In this acceptance that capitalism’s problems stem ultimately from the 1970s and that Keynesianism, despite the hype, could not overcome the internal dynamics of capitalism, Kliman has an equivalent in Britain, the economist Harry Shutt. Shutt isn’t a Marxist and doesn’t believe that falling profit is to blame, rather he traces the malaise to the need to find investment outlets for an ever increasing volume of funds (a ‘wall of money’) and a decline, in the digital age, in the demand for large-scale capital investment. Nevertheless Shutt, too, thinks that governments attempts to evade recurrent system crashes by intervening with subsidies and debt guarantees, have only resulted in insipid growth, more instability, spiralling debt and a “postponing of the evil day”. To him, Keynesianism is the problem, not the solution. As with Kliman, Shutt thinks that the corporate debt overhang is too great to permit sustainable growth. Artificial stimulation, from the outside, can’t work.
The lesson of his analysis, according to Kliman, is that new regulations or laws cannot break with the laws of capitalist production. A “somewhat comprehensive socialisation of investment” as Keynes called for, won’t change the fact that banks still have to exist in a capitalist economy. “Investment decisions cannot be based on what would enhance workers’ well-being or fulfilment of public policy objectives,” writes Kliman. “… a bank that dared to pursue these goals would soon find that lenders and investors would not supply it with the funds it needed.”
The pessimistic conclusion, although Kliman would describe it as sober and realistic, is that institutional structures don’t matter. Neither enterprises controlled by their workers or state enterprises represent a rupture with the laws of capitalism and will just reproduce its flaws. In order to transcend those flaws, you need a society governed by new methods of production and exchange.

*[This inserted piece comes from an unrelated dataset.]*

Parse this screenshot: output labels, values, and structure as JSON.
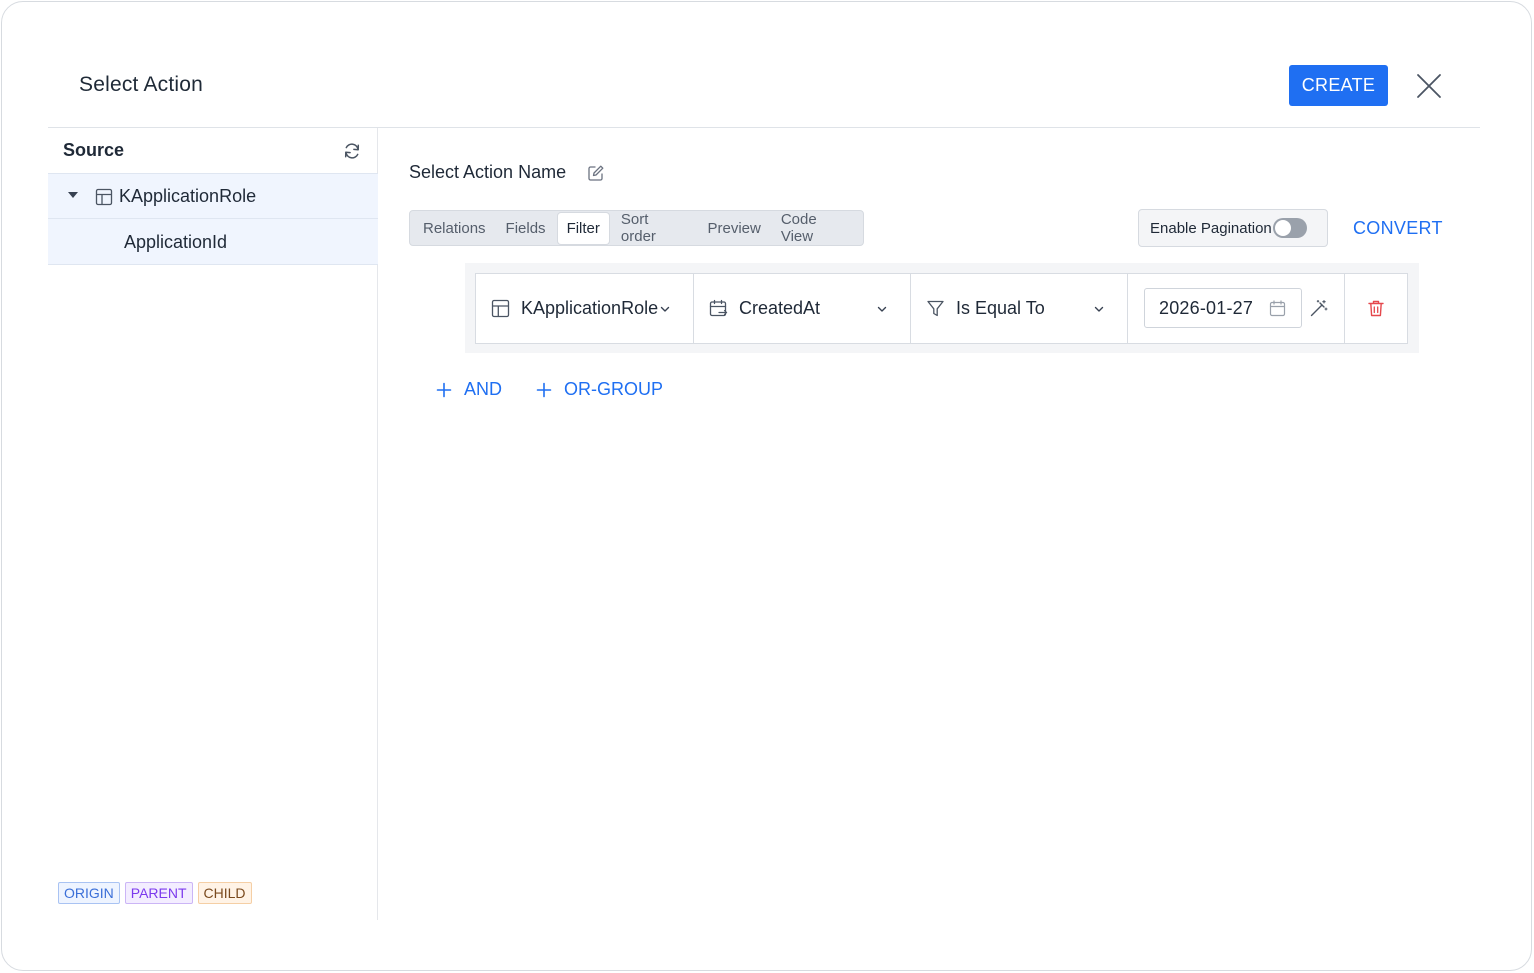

Yet, workers’ control, or worker self-directed enterprises, is thought of by growing numbers of people as a cure for capitalism. It is to this debate that I want to turn to, next.